In an Internet filled with web applications of different sizes, made for various needs, used by billions, servers are an inevitable part of the game. Hosting the application or website on your own computer may not be a wise choice anymore. That’s where the existence of the hosting/cloud platforms comes into play. But even after finding the perfect place for your application to reside, there are multiple things you might need to look after. One such thing is maintaining or optimizing the resources to deliver the best to the users.
If you are familiar with virtual machines, Kubernetes, containers, etc. (which I think you already are), you often find it difficult to combine them together. Matching the puzzle sometimes feels like a maze that you can never get out of. This is where the tools such as the VMware vSphere have their significance.
What is vSphere?

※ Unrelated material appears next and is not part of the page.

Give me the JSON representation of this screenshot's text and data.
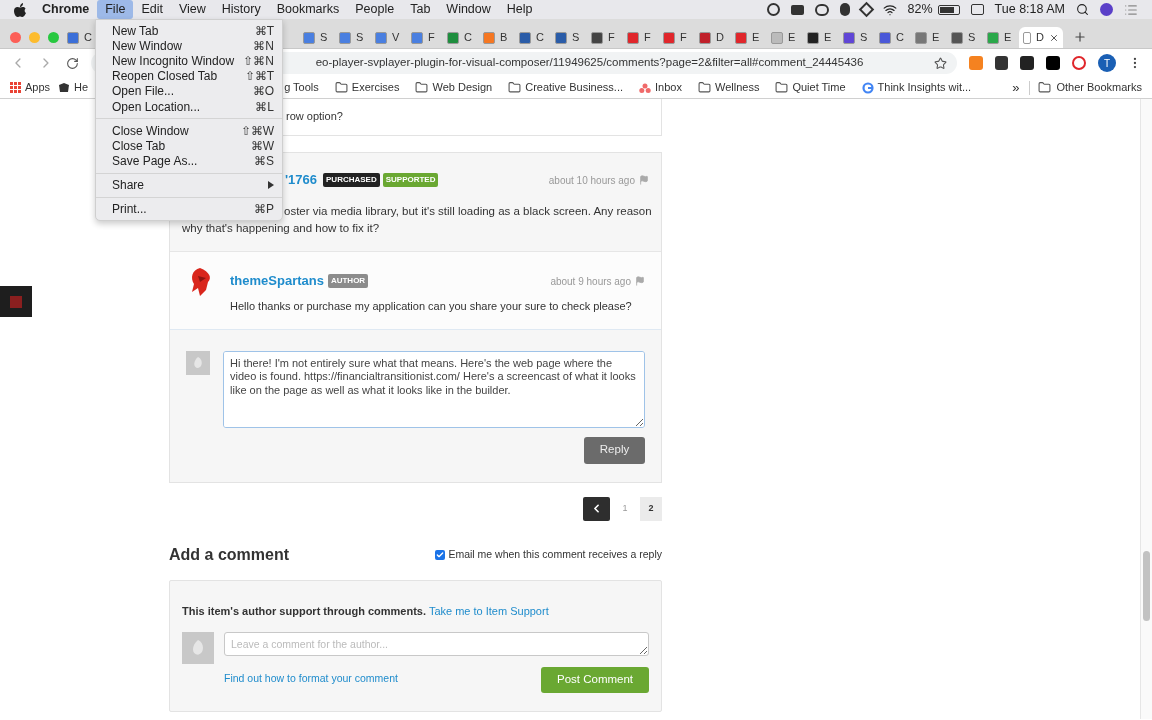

vSphere is a server virtualization tool that allows you to power your server/computing environment with any combination of containers, virtual machines, or Kubernetes. From the company that bought us one of the most popular virtualization tools for desktop computers, vSphere takes it a step further to the server environments. You can unify the complex architecture you have built just like a virtual machine with all of its ease, scalability, and maintenance.
You can run containerized applications along with your other enterprise applications on the same infrastructure without having to rebuild everything or clone it resulting in additional costs. So, we may also use it as an alternative for the popular Docket container or similar tools for isolating the development or production environments separate from the existing applications.
What does it offer?
Before blindly going for such a tool, you should be aware of the things that it can offer for your business or application. So, here are some of the most significant features the VMware vSphere offers.
Scaling servers are a nightmare for rapidly growing applications. The sudden surges, even with sufficient resources could be frustrating. But hosting it on a server with free resources all over the place waiting for the traffic to surge isn’t an ideal solution. Implementing the vSphere on your server makes it easier for you to partition the application into virtual machines and horizontally scale them whenever you are in need. Essentially cutting down the costs by hosting multiple applications on the same infrastructure.
Managing complex architectures combined with multiple applications running could be extremely hard, especially for those who do not have a dedicated server management team. vSphere makes this process much easier by simplifying lifecycle management, patching resources, and performing firmware updates. You can manage both on-premises and off-premises from the same interface provided by the tool.
AI and Developer Ready
Using vSphere, you can deploy developer-friendly, AI-ready applications within less than an hour. Deploying enterprise-grade applications secured to the core, optimized for efficiency, and able to scale the way you want is no more a manual job. You can build your own Kubernetes clusters customized specifically for your requirements.
Going through each and every feature the vSphere 7 offers would take days. Here are other significant features the tool provides.
- vSphere Lifecycle Manager
- vSphere Trust Authority
- Identity Federation with ADFS
- Assignable Hardware
Who needs it?
Not everyone might need a virtualization tool on their server. For beginners just getting started with hosting and infrastructure, jumping into a complex architecture or virtualization platform may not be a good idea. However, for medium to large enterprises with complex architecture powering their stack, and who want to simplify it, tools like vSphere would be the best way to move forward. With enhanced scalability, maintenance, deployment, and virtual networking, vSphere has a lot to offer.
You can either deploy an entirely new stack using the service or implement it on your existing infrastructure making it much more convenient to manage. Especially if you have an extremely complex application running tens of different services, moving them to the vSphere environment could make your life a lot easier.
The latest release doesn’t disappoint. Both in terms of features and performance enhancements, there have been some significant changes. Especially the introduction of the widely-adopted Kubernetes would largely benefit the virtualization stacks. Anyways, let’s see what the future holds and what next VMware has in mind for us. The vSphere 7 was definitely a big step to the future of server virtualization.